= EXERCISE AIM =
If a record holds a picture, leave the picture out and copy everything else exactly.
■ ■ ■
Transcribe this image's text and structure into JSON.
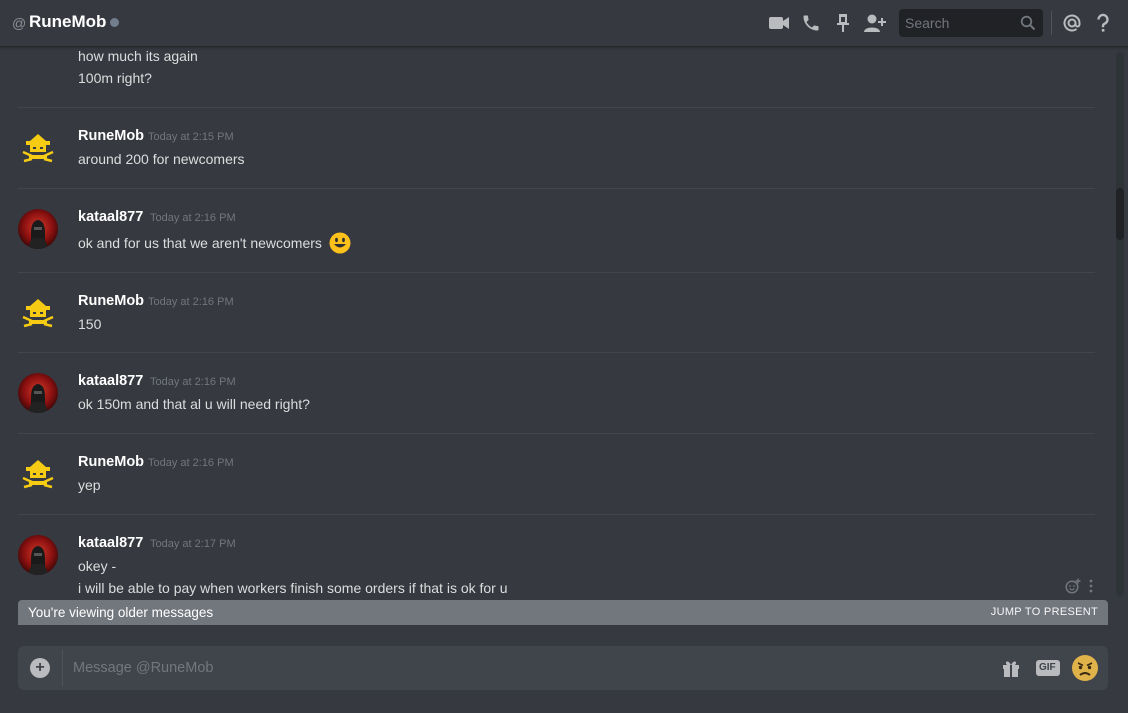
{
  "header": {
    "at": "@",
    "title": "RuneMob",
    "search_placeholder": "Search",
    "icons": [
      "video-call-icon",
      "voice-call-icon",
      "pin-icon",
      "add-friend-icon",
      "search-icon",
      "mentions-icon",
      "help-icon"
    ]
  },
  "messages": {
    "continuation": [
      "how much its again",
      "100m right?"
    ],
    "items": [
      {
        "author": "RuneMob",
        "time": "Today at 2:15 PM",
        "lines": [
          "around 200 for newcomers"
        ]
      },
      {
        "author": "kataal877",
        "time": "Today at 2:16 PM",
        "lines": [
          "ok and for us that we aren't newcomers"
        ],
        "emoji": "smiley"
      },
      {
        "author": "RuneMob",
        "time": "Today at 2:16 PM",
        "lines": [
          "150"
        ]
      },
      {
        "author": "kataal877",
        "time": "Today at 2:16 PM",
        "lines": [
          "ok 150m and that al u will need right?"
        ]
      },
      {
        "author": "RuneMob",
        "time": "Today at 2:16 PM",
        "lines": [
          "yep"
        ]
      },
      {
        "author": "kataal877",
        "time": "Today at 2:17 PM",
        "lines": [
          "okey -",
          "i will be able to pay when workers finish some orders if that is ok for u"
        ]
      }
    ]
  },
  "older_bar": {
    "text": "You're viewing older messages",
    "jump": "JUMP TO PRESENT"
  },
  "composer": {
    "placeholder": "Message @RuneMob",
    "gif_label": "GIF"
  },
  "colors": {
    "background": "#36393f",
    "composer": "#40444b",
    "older_bar": "#72767d",
    "runemob_avatar": "#f5cb14",
    "kataal_avatar": "#8b1010"
  }
}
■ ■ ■
= RESPONSE BELOW =
Transcribe this image's text and structure into JSON.
{
  "header": {
    "at": "@",
    "title": "RuneMob",
    "search_placeholder": "Search",
    "icons": [
      "video-call-icon",
      "voice-call-icon",
      "pin-icon",
      "add-friend-icon",
      "search-icon",
      "mentions-icon",
      "help-icon"
    ]
  },
  "messages": {
    "continuation": [
      "how much its again",
      "100m right?"
    ],
    "items": [
      {
        "author": "RuneMob",
        "time": "Today at 2:15 PM",
        "lines": [
          "around 200 for newcomers"
        ]
      },
      {
        "author": "kataal877",
        "time": "Today at 2:16 PM",
        "lines": [
          "ok and for us that we aren't newcomers"
        ],
        "emoji": "smiley"
      },
      {
        "author": "RuneMob",
        "time": "Today at 2:16 PM",
        "lines": [
          "150"
        ]
      },
      {
        "author": "kataal877",
        "time": "Today at 2:16 PM",
        "lines": [
          "ok 150m and that al u will need right?"
        ]
      },
      {
        "author": "RuneMob",
        "time": "Today at 2:16 PM",
        "lines": [
          "yep"
        ]
      },
      {
        "author": "kataal877",
        "time": "Today at 2:17 PM",
        "lines": [
          "okey -",
          "i will be able to pay when workers finish some orders if that is ok for u"
        ]
      }
    ]
  },
  "older_bar": {
    "text": "You're viewing older messages",
    "jump": "JUMP TO PRESENT"
  },
  "composer": {
    "placeholder": "Message @RuneMob",
    "gif_label": "GIF"
  },
  "colors": {
    "background": "#36393f",
    "composer": "#40444b",
    "older_bar": "#72767d",
    "runemob_avatar": "#f5cb14",
    "kataal_avatar": "#8b1010"
  }
}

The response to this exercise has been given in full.